Attach the Reel to the Rod
It’s much easier to install fishing line on a spinning reel if the reel is attached to the rod.
Run the Line Through the First Guide
Take the end of the line off the spool that it came on and run the line (towards the reel) through the first guide—the large one that’s mounted closest to the reel seat.
Open the Bail
You must remember to open the bail. You’d be surprised how often people skip this step. Then, after the line is carefully attached to the spool, they realize that it’s not going to get picked up by the bail, and it’s back to this step. Save yourself some trouble and remember to open the bail right before you attach the line to the spool.
Attach the Line to the Reel Spool
Learning how to tie line to a reel is pretty straight forward. You should wrap the line two times around the reel spool, then secure it with an overhand knot. Trim the tag end close. If you’re restringing your reel because the line that was on there is worn out, you may choose to leave some of the old line on the reel as backing.
If you do that, you can simply connect the old line with the new line using a Uni knot. This tip can save you some money when you reline your reel because it’ll take less new line to fill the spool.
Slowly Start Winding Line onto the Reel
Now, you can flip the bail closed and start slowly turning the handle. As you crank, the rotating bail will lay line onto the reel spool in even wraps. Stop after just a couple of cranks, because it’s time for the most critical step: ensuring the line spool is facing the right direction.
Watch Your Spool Orientation
There are three ways the line spool could be oriented, and only one of them is right. The other two will result in line twists.
First of all, do not run the line straight off the spool like you would when spooling a baitcaster. It needs to be coming off with a face of the spool pointed toward you.
When explaining how to put line on a reel, some would discuss whether the line should come off clockwise or counterclockwise. That’s as confusing to describe as it is to remember, so here’s a little trick.
Stand up and hold the rod parallel to the floor. Place the line spool on the ground in front of you, with the label either facing you, or facing the floor.
While putting a little tension on the line (with your hand, between the reel and the first guide), start cranking the reel. After about ten cranks, watch the line right near the spool on the floor, and lower the rod to allow slack.
This is the moment of truth, and you’ll see one of two things. The loose line will lay on the floor in nice, relaxed loops, or, you’ll see the loops twist over onto themselves into coils that don’t look relaxed at all. You want to see relaxed coils at that point, and if you don’t, simply flip the spool over and repeat the test.

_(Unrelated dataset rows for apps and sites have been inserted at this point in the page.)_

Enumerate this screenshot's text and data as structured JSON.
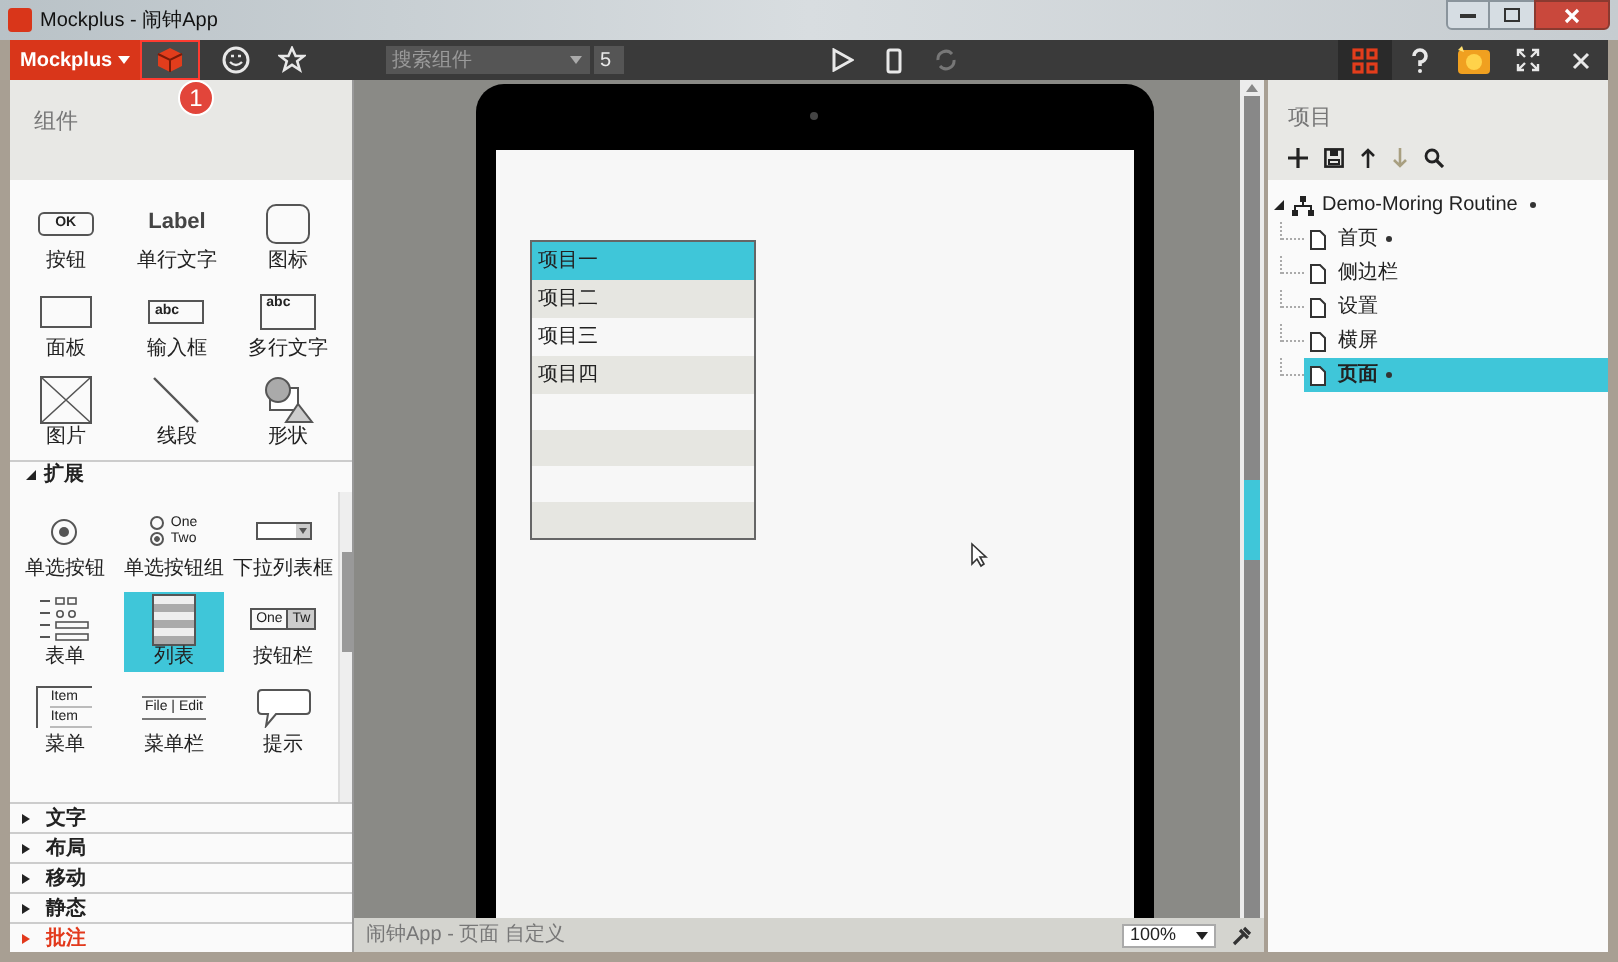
{
  "window": {
    "title": "Mockplus - 闹钟App"
  },
  "toolbar": {
    "brand_menu": "Mockplus",
    "left_tools": [
      {
        "kind": "cube",
        "selected": true
      },
      {
        "kind": "smiley",
        "selected": false
      },
      {
        "kind": "star",
        "selected": false
      }
    ],
    "callout": "1",
    "search": {
      "placeholder": "搜索组件"
    },
    "page_count": "5",
    "center_tools": [
      {
        "kind": "play",
        "disabled": false
      },
      {
        "kind": "phone",
        "disabled": false
      },
      {
        "kind": "rotate",
        "disabled": true
      }
    ],
    "right_tools": [
      {
        "kind": "grid",
        "selected": true
      },
      {
        "kind": "help",
        "selected": false
      },
      {
        "kind": "avatar",
        "selected": false
      },
      {
        "kind": "fullscreen",
        "selected": false
      },
      {
        "kind": "close",
        "selected": false
      }
    ]
  },
  "components_panel": {
    "title": "组件",
    "basic": [
      {
        "kind": "button",
        "label": "按钮",
        "preview_text": [
          "OK"
        ]
      },
      {
        "kind": "label",
        "label": "单行文字",
        "preview_text": [
          "Label"
        ]
      },
      {
        "kind": "icon",
        "label": "图标"
      },
      {
        "kind": "panel",
        "label": "面板"
      },
      {
        "kind": "input",
        "label": "输入框",
        "preview_text": [
          "abc"
        ]
      },
      {
        "kind": "textarea",
        "label": "多行文字",
        "preview_text": [
          "abc"
        ]
      },
      {
        "kind": "image",
        "label": "图片"
      },
      {
        "kind": "line",
        "label": "线段"
      },
      {
        "kind": "shape",
        "label": "形状"
      }
    ],
    "expanded_section": {
      "label": "扩展",
      "expanded": true,
      "items": [
        {
          "kind": "radio",
          "label": "单选按钮",
          "selected": false
        },
        {
          "kind": "radio-group",
          "label": "单选按钮组",
          "selected": false,
          "preview_text": [
            "One",
            "Two"
          ]
        },
        {
          "kind": "dropdown",
          "label": "下拉列表框",
          "selected": false
        },
        {
          "kind": "form",
          "label": "表单",
          "selected": false
        },
        {
          "kind": "list",
          "label": "列表",
          "selected": true
        },
        {
          "kind": "button-bar",
          "label": "按钮栏",
          "selected": false,
          "preview_text": [
            "One",
            "Tw"
          ]
        },
        {
          "kind": "menu",
          "label": "菜单",
          "selected": false,
          "preview_text": [
            "Item",
            "Item"
          ]
        },
        {
          "kind": "menubar",
          "label": "菜单栏",
          "selected": false,
          "preview_text": [
            "File | Edit"
          ]
        },
        {
          "kind": "tooltip",
          "label": "提示",
          "selected": false
        }
      ]
    },
    "collapsed_sections": [
      {
        "label": "文字",
        "highlighted": false
      },
      {
        "label": "布局",
        "highlighted": false
      },
      {
        "label": "移动",
        "highlighted": false
      },
      {
        "label": "静态",
        "highlighted": false
      },
      {
        "label": "批注",
        "highlighted": true
      }
    ]
  },
  "canvas": {
    "list_items": [
      {
        "label": "项目一",
        "selected": true
      },
      {
        "label": "项目二",
        "selected": false
      },
      {
        "label": "项目三",
        "selected": false
      },
      {
        "label": "项目四",
        "selected": false
      }
    ]
  },
  "project_panel": {
    "title": "项目",
    "tree": {
      "label": "Demo-Moring Routine",
      "modified": true,
      "expanded": true,
      "children": [
        {
          "label": "首页",
          "modified": true,
          "selected": false
        },
        {
          "label": "侧边栏",
          "modified": false,
          "selected": false
        },
        {
          "label": "设置",
          "modified": false,
          "selected": false
        },
        {
          "label": "横屏",
          "modified": false,
          "selected": false
        },
        {
          "label": "页面",
          "modified": true,
          "selected": true
        }
      ]
    }
  },
  "status_bar": {
    "text": "闹钟App - 页面 自定义",
    "zoom": "100%"
  }
}
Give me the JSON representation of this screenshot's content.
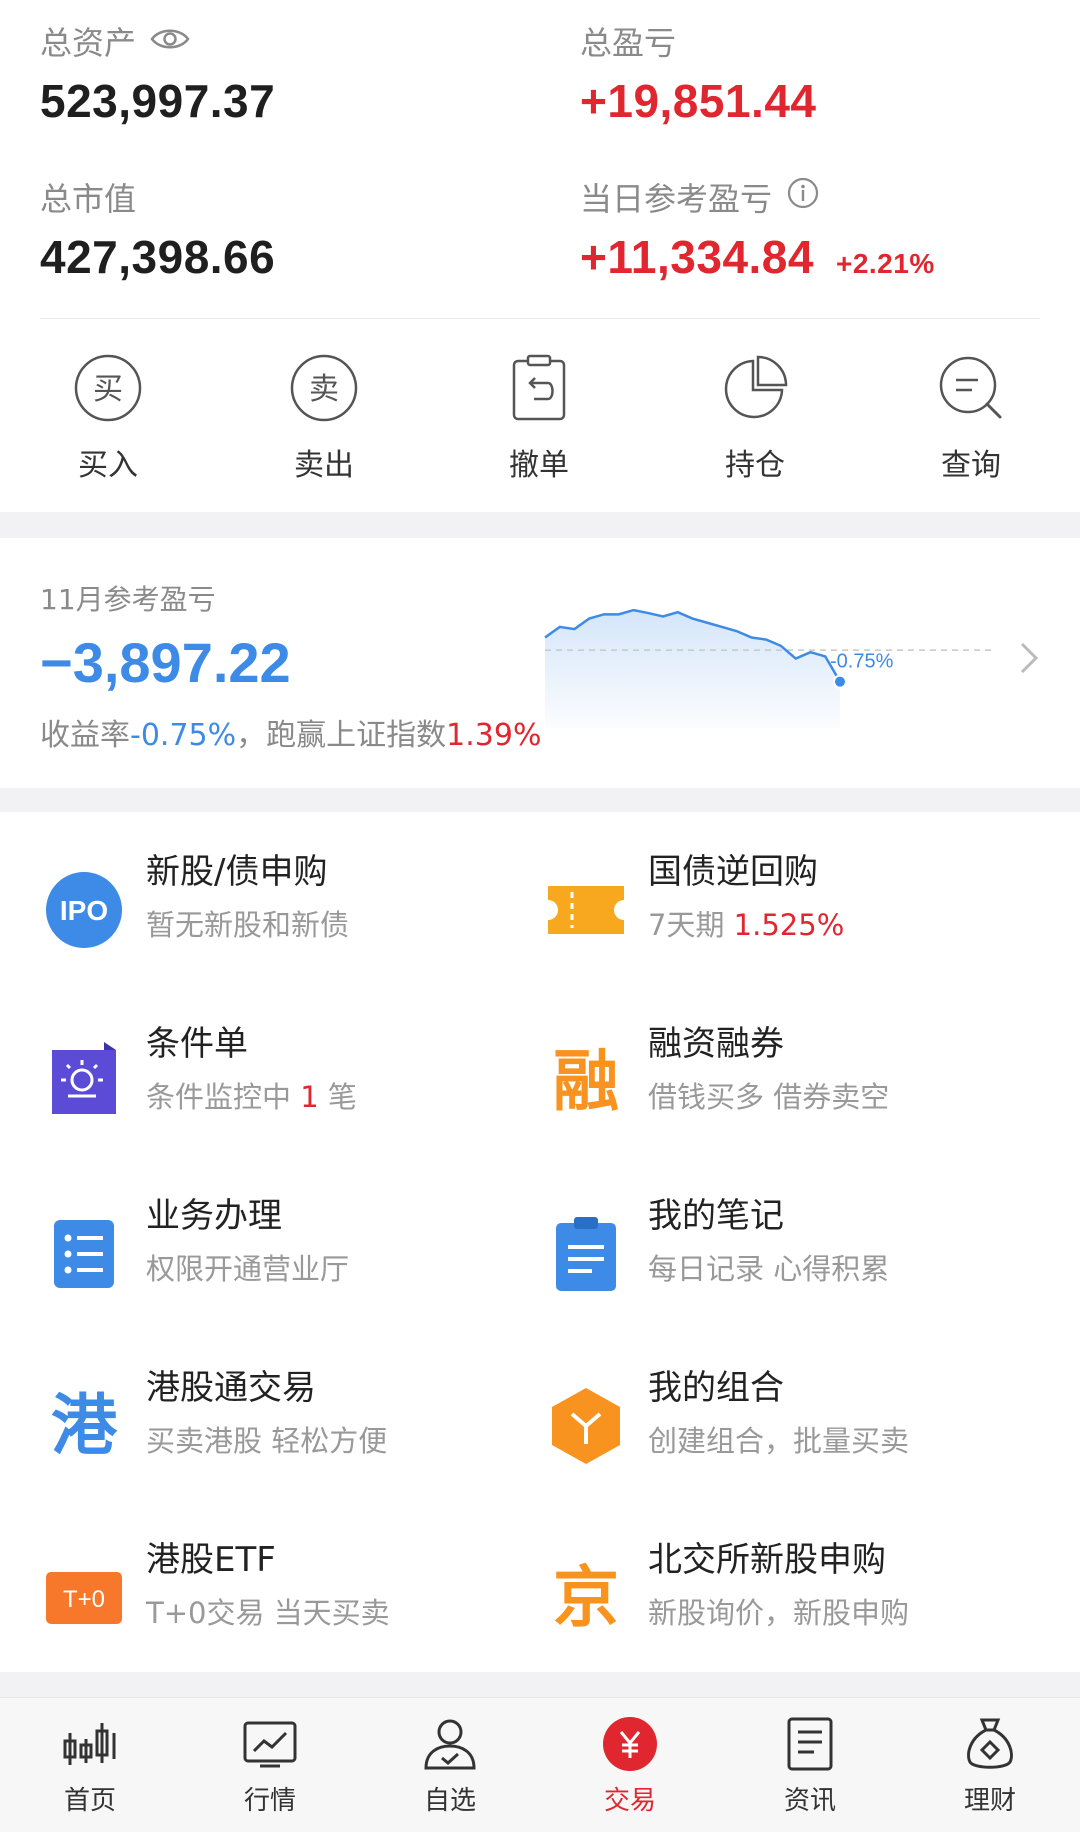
{
  "summary": {
    "total_assets_label": "总资产",
    "total_assets_value": "523,997.37",
    "total_pnl_label": "总盈亏",
    "total_pnl_value": "+19,851.44",
    "market_value_label": "总市值",
    "market_value_value": "427,398.66",
    "daily_pnl_label": "当日参考盈亏",
    "daily_pnl_value": "+11,334.84",
    "daily_pnl_pct": "+2.21%"
  },
  "actions": [
    {
      "label": "买入",
      "glyph": "买",
      "icon": "buy-icon"
    },
    {
      "label": "卖出",
      "glyph": "卖",
      "icon": "sell-icon"
    },
    {
      "label": "撤单",
      "icon": "cancel-order-icon"
    },
    {
      "label": "持仓",
      "icon": "pie-chart-icon"
    },
    {
      "label": "查询",
      "icon": "search-icon"
    }
  ],
  "monthly": {
    "label": "11月参考盈亏",
    "value": "−3,897.22",
    "yield_prefix": "收益率",
    "yield_value": "-0.75%",
    "compare_text": "，跑赢上证指数",
    "compare_value": "1.39%",
    "chart_end_label": "-0.75%",
    "chart_points": [
      0.3,
      0.55,
      0.5,
      0.75,
      0.85,
      0.85,
      0.95,
      0.88,
      0.8,
      0.9,
      0.75,
      0.65,
      0.55,
      0.45,
      0.3,
      0.25,
      0.1,
      -0.2,
      -0.05,
      -0.15,
      -0.75
    ]
  },
  "features": [
    {
      "title": "新股/债申购",
      "sub": "暂无新股和新债",
      "icon": "ipo-icon",
      "icon_text": "IPO"
    },
    {
      "title": "国债逆回购",
      "sub": "7天期 ",
      "sub_highlight": "1.525%",
      "icon": "ticket-icon"
    },
    {
      "title": "条件单",
      "sub": "条件监控中 ",
      "sub_highlight": "1",
      "sub_tail": " 笔",
      "icon": "condition-order-icon"
    },
    {
      "title": "融资融券",
      "sub": "借钱买多 借券卖空",
      "icon": "margin-icon",
      "icon_text": "融"
    },
    {
      "title": "业务办理",
      "sub": "权限开通营业厅",
      "icon": "business-list-icon"
    },
    {
      "title": "我的笔记",
      "sub": "每日记录 心得积累",
      "icon": "notes-icon"
    },
    {
      "title": "港股通交易",
      "sub": "买卖港股 轻松方便",
      "icon": "hk-connect-icon",
      "icon_text": "港"
    },
    {
      "title": "我的组合",
      "sub": "创建组合，批量买卖",
      "icon": "portfolio-cube-icon"
    },
    {
      "title": "港股ETF",
      "sub": "T+0交易 当天买卖",
      "icon": "t0-icon",
      "icon_text": "T+0"
    },
    {
      "title": "北交所新股申购",
      "sub": "新股询价，新股申购",
      "icon": "bse-icon",
      "icon_text": "京"
    }
  ],
  "tabs": [
    {
      "label": "首页",
      "icon": "candlestick-icon"
    },
    {
      "label": "行情",
      "icon": "market-monitor-icon"
    },
    {
      "label": "自选",
      "icon": "user-star-icon"
    },
    {
      "label": "交易",
      "icon": "yuan-coin-icon",
      "active": true
    },
    {
      "label": "资讯",
      "icon": "news-doc-icon"
    },
    {
      "label": "理财",
      "icon": "money-bag-icon"
    }
  ],
  "colors": {
    "red": "#e0262e",
    "blue": "#3d8be6",
    "orange": "#f7931e",
    "purple": "#5b4bd6"
  }
}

When you can crank about ten times and then see loose, relaxed coils on the floor, you’ve got it, and you can proceed. There’s no need to unspool any line to correct twists that got in there; they’re so deep on the spool it won’t matter.
Crank Until the Reel Spool is Full
Now, all you have to do is fill the reel with line. Standing up, facing the spool on the floor, hold the rod parallel, put a little tension on the line by grabbing it between the reel and the first guide, and start slowly cranking.
Pick up speed and keep going until the line comes within 1/8 and 3/16 of an inch from the lip of the spool. After that, you can clip the line, thread it through the rest of the rod guides, and tie on a lure.